“It’s actually a bit disheartening there are that many impaired drivers on the roads,” she said, adding the detachment conducts the most impaired driving investigations per capita in the province.
Coun. Kiersten Duncan noted Operation Red Nose, which sees volunteers give people who have been drinking a safe ride home through the holiday season, will not be operating this year due to COVID-19. That could result in more drivers getting behind the wheel after drinking.
Inspector Allison Good also presented to council about crime. She noted that over the six-month period from April 1 to Sept. 30
• Property crime is at a five-year low, down 16 per cent from 2019 year to date. There were 838 incidents in third quarter of 2020, compared with 1,072 in third quarter of 2019.
• Mental Health incidents continue in significant numbers, with 378 in the second quarter, and 303 in the third quarter.
• Downtown crime stats for the second and third quarters showed there were 148 foot patrols by RCMP in the downtown core, and 157 incidents with charges recommended to Crown Counsel.
The number one crime investigated in the area was causing a disturbance, with 568 incidents.
Hyland spoke about the city’s Community Safety Officer program, which is a team that operates within bylaw services to “provide a swift and effective response to some of the city’s most challenging social problems,” according to the city website.
In the downtown core, Criminal Code and drug incidents dropped from 930 in first quarter to 839 in second, and 801 in third.
“It’s a very valuable program. Obviously there is a limitation to what a CSO can do,” said Hyland. “As the chief of police, I’m not going to stand here and say you don’t need to invest in police officers anymore.”

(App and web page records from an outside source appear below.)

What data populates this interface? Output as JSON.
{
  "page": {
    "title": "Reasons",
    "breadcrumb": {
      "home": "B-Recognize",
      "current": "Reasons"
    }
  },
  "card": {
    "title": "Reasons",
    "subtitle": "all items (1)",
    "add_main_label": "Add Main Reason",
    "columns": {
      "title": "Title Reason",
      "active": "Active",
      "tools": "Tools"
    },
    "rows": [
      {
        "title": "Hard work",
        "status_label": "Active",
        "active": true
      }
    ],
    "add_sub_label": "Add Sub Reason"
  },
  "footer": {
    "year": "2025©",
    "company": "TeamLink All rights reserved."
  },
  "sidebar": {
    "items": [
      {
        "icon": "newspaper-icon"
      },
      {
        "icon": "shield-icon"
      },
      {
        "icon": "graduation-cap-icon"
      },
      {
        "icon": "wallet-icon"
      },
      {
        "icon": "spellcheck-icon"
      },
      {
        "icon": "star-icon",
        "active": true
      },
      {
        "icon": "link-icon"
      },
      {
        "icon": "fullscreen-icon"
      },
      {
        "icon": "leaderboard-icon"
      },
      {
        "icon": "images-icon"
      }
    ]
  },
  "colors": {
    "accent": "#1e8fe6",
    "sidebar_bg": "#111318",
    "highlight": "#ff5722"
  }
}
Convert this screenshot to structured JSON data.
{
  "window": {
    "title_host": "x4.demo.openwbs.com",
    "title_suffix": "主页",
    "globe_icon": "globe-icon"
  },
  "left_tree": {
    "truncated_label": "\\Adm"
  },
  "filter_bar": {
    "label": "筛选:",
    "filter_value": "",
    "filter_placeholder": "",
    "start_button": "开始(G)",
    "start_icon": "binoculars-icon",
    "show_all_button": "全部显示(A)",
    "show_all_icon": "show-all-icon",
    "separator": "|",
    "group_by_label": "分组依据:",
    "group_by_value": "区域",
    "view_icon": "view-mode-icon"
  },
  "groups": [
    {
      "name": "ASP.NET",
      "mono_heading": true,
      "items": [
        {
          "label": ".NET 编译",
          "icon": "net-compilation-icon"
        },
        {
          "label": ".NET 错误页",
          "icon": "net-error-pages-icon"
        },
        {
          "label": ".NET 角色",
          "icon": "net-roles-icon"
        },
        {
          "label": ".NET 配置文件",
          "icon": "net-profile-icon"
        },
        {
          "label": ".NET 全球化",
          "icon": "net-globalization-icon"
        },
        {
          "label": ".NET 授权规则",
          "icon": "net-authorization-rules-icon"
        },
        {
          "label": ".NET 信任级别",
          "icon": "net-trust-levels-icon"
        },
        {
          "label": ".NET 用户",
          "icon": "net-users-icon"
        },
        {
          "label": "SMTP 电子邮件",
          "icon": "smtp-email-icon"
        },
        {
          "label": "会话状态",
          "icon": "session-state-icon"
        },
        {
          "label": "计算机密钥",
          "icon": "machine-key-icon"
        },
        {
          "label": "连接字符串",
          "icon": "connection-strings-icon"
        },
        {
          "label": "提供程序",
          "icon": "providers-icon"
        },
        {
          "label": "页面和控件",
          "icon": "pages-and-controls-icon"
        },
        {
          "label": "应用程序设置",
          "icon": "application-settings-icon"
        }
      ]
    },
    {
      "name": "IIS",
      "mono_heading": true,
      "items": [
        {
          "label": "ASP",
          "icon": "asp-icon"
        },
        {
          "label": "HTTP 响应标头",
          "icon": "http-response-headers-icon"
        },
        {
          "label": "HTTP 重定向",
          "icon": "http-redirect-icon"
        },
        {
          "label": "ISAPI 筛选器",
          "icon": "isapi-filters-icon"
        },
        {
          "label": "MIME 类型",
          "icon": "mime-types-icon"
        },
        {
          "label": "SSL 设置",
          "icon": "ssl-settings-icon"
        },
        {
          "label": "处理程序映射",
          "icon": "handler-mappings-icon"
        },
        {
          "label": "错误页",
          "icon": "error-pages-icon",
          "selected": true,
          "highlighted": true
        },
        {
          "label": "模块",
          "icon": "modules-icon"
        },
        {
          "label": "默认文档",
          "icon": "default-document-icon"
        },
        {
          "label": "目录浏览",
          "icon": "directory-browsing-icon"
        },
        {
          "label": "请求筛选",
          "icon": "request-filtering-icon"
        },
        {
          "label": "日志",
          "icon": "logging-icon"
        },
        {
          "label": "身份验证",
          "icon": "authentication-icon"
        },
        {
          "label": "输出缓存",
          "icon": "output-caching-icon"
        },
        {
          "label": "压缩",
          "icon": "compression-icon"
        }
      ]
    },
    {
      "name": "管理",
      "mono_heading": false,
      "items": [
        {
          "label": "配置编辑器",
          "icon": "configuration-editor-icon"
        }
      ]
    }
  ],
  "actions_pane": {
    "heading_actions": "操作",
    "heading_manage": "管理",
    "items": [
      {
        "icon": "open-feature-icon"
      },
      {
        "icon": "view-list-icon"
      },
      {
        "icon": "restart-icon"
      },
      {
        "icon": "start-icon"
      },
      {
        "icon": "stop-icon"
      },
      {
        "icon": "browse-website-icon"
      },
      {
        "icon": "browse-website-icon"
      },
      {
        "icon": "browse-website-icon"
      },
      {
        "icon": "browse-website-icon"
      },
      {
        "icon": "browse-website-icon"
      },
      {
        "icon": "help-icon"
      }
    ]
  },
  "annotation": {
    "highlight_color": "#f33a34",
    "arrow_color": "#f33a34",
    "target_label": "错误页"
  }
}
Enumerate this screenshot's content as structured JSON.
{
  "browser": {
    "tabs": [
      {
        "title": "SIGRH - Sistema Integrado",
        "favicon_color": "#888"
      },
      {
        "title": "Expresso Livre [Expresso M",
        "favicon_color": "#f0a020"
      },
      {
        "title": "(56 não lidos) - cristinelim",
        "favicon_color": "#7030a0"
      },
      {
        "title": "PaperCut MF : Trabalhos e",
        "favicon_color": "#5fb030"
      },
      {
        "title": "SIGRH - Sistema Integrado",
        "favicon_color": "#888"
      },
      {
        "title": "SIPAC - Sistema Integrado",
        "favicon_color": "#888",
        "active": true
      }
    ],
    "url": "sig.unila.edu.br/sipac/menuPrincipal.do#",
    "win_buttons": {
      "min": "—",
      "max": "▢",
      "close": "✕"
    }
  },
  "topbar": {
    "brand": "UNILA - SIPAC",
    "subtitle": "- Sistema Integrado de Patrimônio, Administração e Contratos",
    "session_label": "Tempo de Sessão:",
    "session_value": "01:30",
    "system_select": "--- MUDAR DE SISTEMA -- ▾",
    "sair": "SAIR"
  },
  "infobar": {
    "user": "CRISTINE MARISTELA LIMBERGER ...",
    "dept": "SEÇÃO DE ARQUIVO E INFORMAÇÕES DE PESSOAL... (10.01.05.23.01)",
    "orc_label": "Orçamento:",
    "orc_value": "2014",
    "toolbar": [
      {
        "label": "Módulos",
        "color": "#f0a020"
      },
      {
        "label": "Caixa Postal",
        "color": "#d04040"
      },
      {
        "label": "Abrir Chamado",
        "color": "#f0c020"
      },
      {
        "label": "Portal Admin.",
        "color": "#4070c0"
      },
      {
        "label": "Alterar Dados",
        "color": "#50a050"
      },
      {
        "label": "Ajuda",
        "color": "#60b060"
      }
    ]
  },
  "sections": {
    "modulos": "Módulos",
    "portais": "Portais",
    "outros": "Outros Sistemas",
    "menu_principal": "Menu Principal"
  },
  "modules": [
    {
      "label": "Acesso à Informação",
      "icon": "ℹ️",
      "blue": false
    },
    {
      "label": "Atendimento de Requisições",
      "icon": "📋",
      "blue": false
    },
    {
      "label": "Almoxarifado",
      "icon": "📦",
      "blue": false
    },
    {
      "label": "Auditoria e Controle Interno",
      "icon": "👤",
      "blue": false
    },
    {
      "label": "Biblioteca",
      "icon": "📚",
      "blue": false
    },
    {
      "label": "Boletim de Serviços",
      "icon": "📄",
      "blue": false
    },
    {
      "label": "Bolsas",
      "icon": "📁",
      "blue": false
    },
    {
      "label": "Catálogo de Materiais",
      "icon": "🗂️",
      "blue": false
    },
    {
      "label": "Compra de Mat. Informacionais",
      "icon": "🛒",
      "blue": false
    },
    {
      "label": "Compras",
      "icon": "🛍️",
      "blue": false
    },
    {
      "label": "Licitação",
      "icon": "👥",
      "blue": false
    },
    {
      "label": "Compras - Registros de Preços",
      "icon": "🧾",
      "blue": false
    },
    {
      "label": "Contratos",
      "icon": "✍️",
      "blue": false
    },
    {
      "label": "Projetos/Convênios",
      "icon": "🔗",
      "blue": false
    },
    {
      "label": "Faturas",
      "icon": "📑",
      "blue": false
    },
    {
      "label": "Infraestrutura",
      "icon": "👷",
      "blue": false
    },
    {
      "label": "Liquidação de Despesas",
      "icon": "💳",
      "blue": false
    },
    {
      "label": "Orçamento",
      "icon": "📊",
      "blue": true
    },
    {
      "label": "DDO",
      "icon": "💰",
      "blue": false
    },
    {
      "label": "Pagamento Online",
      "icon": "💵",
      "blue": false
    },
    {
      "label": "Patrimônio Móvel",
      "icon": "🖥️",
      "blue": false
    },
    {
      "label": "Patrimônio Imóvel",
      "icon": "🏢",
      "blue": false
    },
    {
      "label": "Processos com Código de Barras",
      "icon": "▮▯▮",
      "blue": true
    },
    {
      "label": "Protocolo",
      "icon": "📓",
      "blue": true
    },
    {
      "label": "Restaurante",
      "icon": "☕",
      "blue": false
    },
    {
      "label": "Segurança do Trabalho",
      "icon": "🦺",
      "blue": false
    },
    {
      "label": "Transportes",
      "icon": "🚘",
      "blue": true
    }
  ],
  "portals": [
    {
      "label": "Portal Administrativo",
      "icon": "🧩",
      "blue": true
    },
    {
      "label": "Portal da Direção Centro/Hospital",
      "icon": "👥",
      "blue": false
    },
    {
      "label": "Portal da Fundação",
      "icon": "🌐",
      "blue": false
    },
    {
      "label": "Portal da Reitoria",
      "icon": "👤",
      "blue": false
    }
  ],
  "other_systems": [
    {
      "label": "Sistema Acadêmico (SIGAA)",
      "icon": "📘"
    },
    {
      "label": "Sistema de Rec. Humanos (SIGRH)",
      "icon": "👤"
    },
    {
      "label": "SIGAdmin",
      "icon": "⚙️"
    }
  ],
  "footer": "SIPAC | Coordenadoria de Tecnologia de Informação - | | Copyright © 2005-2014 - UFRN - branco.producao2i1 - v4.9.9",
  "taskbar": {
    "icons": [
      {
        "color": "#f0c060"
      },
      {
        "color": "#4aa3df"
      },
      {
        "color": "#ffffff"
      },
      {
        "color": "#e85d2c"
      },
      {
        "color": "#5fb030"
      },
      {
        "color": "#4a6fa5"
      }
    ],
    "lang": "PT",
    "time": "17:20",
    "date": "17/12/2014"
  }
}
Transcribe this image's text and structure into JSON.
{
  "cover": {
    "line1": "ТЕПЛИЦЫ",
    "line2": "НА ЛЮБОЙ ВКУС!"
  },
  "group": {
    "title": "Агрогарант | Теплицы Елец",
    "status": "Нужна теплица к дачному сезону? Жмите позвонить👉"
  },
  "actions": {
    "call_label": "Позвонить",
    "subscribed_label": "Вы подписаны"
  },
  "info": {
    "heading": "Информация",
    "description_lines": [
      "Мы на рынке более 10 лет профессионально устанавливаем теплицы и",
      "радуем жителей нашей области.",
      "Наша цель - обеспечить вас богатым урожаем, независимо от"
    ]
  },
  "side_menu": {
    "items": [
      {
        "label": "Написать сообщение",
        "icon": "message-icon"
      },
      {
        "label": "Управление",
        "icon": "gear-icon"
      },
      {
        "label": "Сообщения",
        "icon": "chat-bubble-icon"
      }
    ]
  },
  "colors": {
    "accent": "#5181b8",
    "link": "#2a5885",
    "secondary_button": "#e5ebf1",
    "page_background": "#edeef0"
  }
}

One of the reasons RCMP cancelled its own CSO program, is because regular officers have to take over investigations at some point, she said.
Coun. Ahmed Yousef asked about public use of illicit narcotics.
“Does open drug use fall under that category of illegal street activities?” he asked, saying it was for public edification.
Hyland answered the Canadian Chiefs of Police and Public Safety Canada have come out with a report on decriminalization of drugs.
“It has been made very clear that the courts, and the Crown, and the justice system will not be charging or running trials for simple possession drug use or even simple trafficking charges,” said Hyland.
Using drugs in public may not be offence, but that doesn’t mean it doesn’t need to be dealt with, she added, saying police will move people along, and generally dissuade open drug use.